Ricky Baker and his new foster father Hec get stranded in the New Zealand wilderness and due to a major misunderstanding quickly become the subjects of a nationwide manhunt. Cue one of the most delightful, heart-warming and funny adventures to ever grace the cinema screen.

First off let’s take note of just how beautiful this film is as in the sets themselves. The mountains, forests and lakes of New Zealand are undeniably amazing and are used to great effect here, from the opening shots to the film’s most intimate moments the film always takes place in the most amazing of locations.
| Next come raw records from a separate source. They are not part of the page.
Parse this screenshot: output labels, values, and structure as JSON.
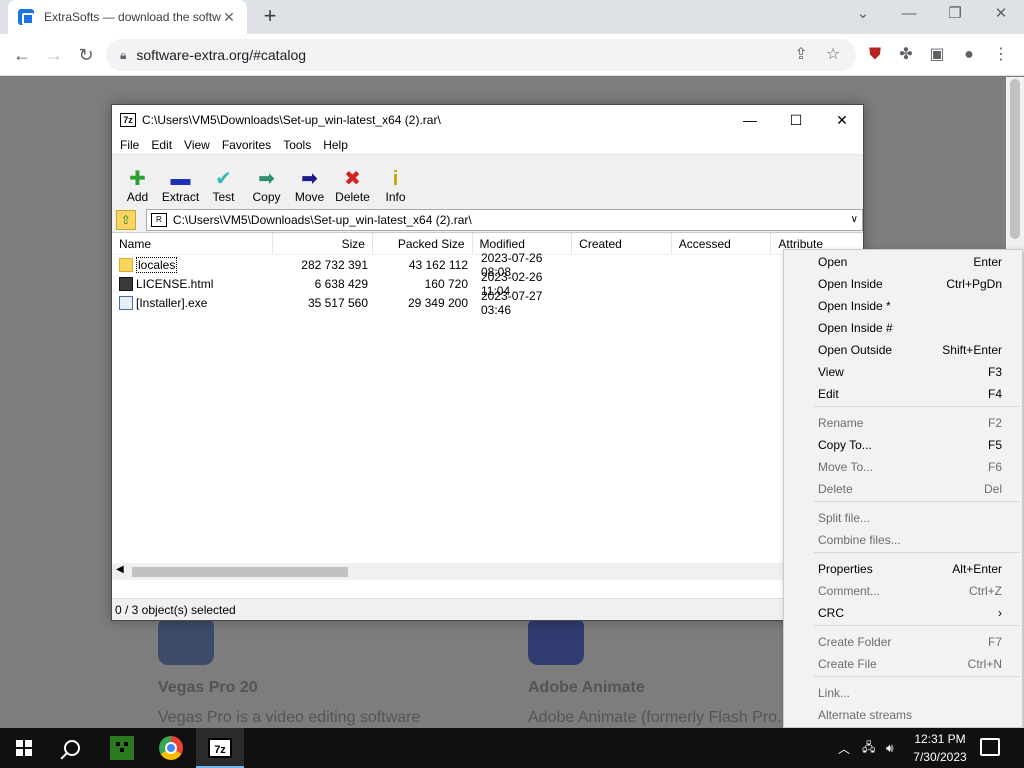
{
  "browser": {
    "tab_title": "ExtraSofts — download the softw",
    "tab_close": "✕",
    "new_tab": "+",
    "url": "software-extra.org/#catalog",
    "back": "←",
    "forward": "→",
    "reload": "↻",
    "win_minimize": "—",
    "win_restore": "❐",
    "win_close": "✕",
    "win_dropdown": "⌄"
  },
  "page": {
    "blur_title_1": "Vegas Pro 20",
    "blur_desc_1": "Vegas Pro is a video editing software",
    "blur_title_2": "Adobe Animate",
    "blur_desc_2": "Adobe Animate (formerly Flash Pro..."
  },
  "sevenzip": {
    "title": "C:\\Users\\VM5\\Downloads\\Set-up_win-latest_x64 (2).rar\\",
    "icon_text": "7z",
    "menu": [
      "File",
      "Edit",
      "View",
      "Favorites",
      "Tools",
      "Help"
    ],
    "toolbar": [
      {
        "label": "Add",
        "glyph": "✚",
        "color": "#2ea02e"
      },
      {
        "label": "Extract",
        "glyph": "▬",
        "color": "#1f2fb8"
      },
      {
        "label": "Test",
        "glyph": "✔",
        "color": "#2fb8b8"
      },
      {
        "label": "Copy",
        "glyph": "➡",
        "color": "#2f8f6f"
      },
      {
        "label": "Move",
        "glyph": "➡",
        "color": "#1a1a8a"
      },
      {
        "label": "Delete",
        "glyph": "✖",
        "color": "#d42020"
      },
      {
        "label": "Info",
        "glyph": "i",
        "color": "#c9a400"
      }
    ],
    "path": "C:\\Users\\VM5\\Downloads\\Set-up_win-latest_x64 (2).rar\\",
    "columns": [
      "Name",
      "Size",
      "Packed Size",
      "Modified",
      "Created",
      "Accessed",
      "Attribute"
    ],
    "rows": [
      {
        "name": "locales",
        "type": "folder",
        "size": "282 732 391",
        "packed": "43 162 112",
        "modified": "2023-07-26 08:08"
      },
      {
        "name": "LICENSE.html",
        "type": "html",
        "size": "6 638 429",
        "packed": "160 720",
        "modified": "2023-02-26 11:04"
      },
      {
        "name": "[Installer].exe",
        "type": "exe",
        "size": "35 517 560",
        "packed": "29 349 200",
        "modified": "2023-07-27 03:46"
      }
    ],
    "status": "0 / 3 object(s) selected"
  },
  "context_menu": [
    {
      "label": "Open",
      "shortcut": "Enter",
      "disabled": false
    },
    {
      "label": "Open Inside",
      "shortcut": "Ctrl+PgDn",
      "disabled": false
    },
    {
      "label": "Open Inside *",
      "shortcut": "",
      "disabled": false
    },
    {
      "label": "Open Inside #",
      "shortcut": "",
      "disabled": false
    },
    {
      "label": "Open Outside",
      "shortcut": "Shift+Enter",
      "disabled": false
    },
    {
      "label": "View",
      "shortcut": "F3",
      "disabled": false
    },
    {
      "label": "Edit",
      "shortcut": "F4",
      "disabled": false
    },
    {
      "label": "Rename",
      "shortcut": "F2",
      "disabled": true
    },
    {
      "label": "Copy To...",
      "shortcut": "F5",
      "disabled": false
    },
    {
      "label": "Move To...",
      "shortcut": "F6",
      "disabled": true
    },
    {
      "label": "Delete",
      "shortcut": "Del",
      "disabled": true
    },
    {
      "label": "Split file...",
      "shortcut": "",
      "disabled": true
    },
    {
      "label": "Combine files...",
      "shortcut": "",
      "disabled": true
    },
    {
      "label": "Properties",
      "shortcut": "Alt+Enter",
      "disabled": false
    },
    {
      "label": "Comment...",
      "shortcut": "Ctrl+Z",
      "disabled": true
    },
    {
      "label": "CRC",
      "shortcut": "›",
      "disabled": false
    },
    {
      "label": "Create Folder",
      "shortcut": "F7",
      "disabled": true
    },
    {
      "label": "Create File",
      "shortcut": "Ctrl+N",
      "disabled": true
    },
    {
      "label": "Link...",
      "shortcut": "",
      "disabled": true
    },
    {
      "label": "Alternate streams",
      "shortcut": "",
      "disabled": true
    }
  ],
  "taskbar": {
    "time": "12:31 PM",
    "date": "7/30/2023",
    "z7_label": "7z"
  }
}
For the films narrative to work you do need to feel as if the main characters are out in the wilderness and the amazing locations do a great job of immersing the viewer.

The films not just some tourism fuelled eye candy however, there is real soul and joy in this film. Both main characters Ricky and Hec have great chemistry together something most definitely needed to pull off its narrative beats. From their rocky start the relationship builds up slowly and realistically over the course of the entire film, watching this grand adventure take place as it inevitably spirals out of each other’s control is simply thrilling and to great credit of the film remained unpredictable. Supporting characters are also incredible playing key parts to the story without ever interfering with the strong tale between Hec and Ricky.

The film is filled with great humour such as its very tasteful use of pop culture references, some very heart felt and poignant moments and even has a few slices of exciting action. The film never gets bogged down with over doing certain aspects of its story, instead everything works and clicks in together and moves at a pitch perfect pace.

Not much can be said to fault the film really. A slightly out of place scene involving some poor CGI only slightly tarnishes the pacing. Personally, the New Zealand accents were often tricky to understand, this is not an attack on the film of course but most certainly something to be aware of.

Overall an incredible film. Exciting, refreshing, heartfelt, beautiful. If you’re looking for the kind of the film that really hits the spot you can’t go wrong with Hunt for the Wilderpeople (Could certainly do with a more catchy title).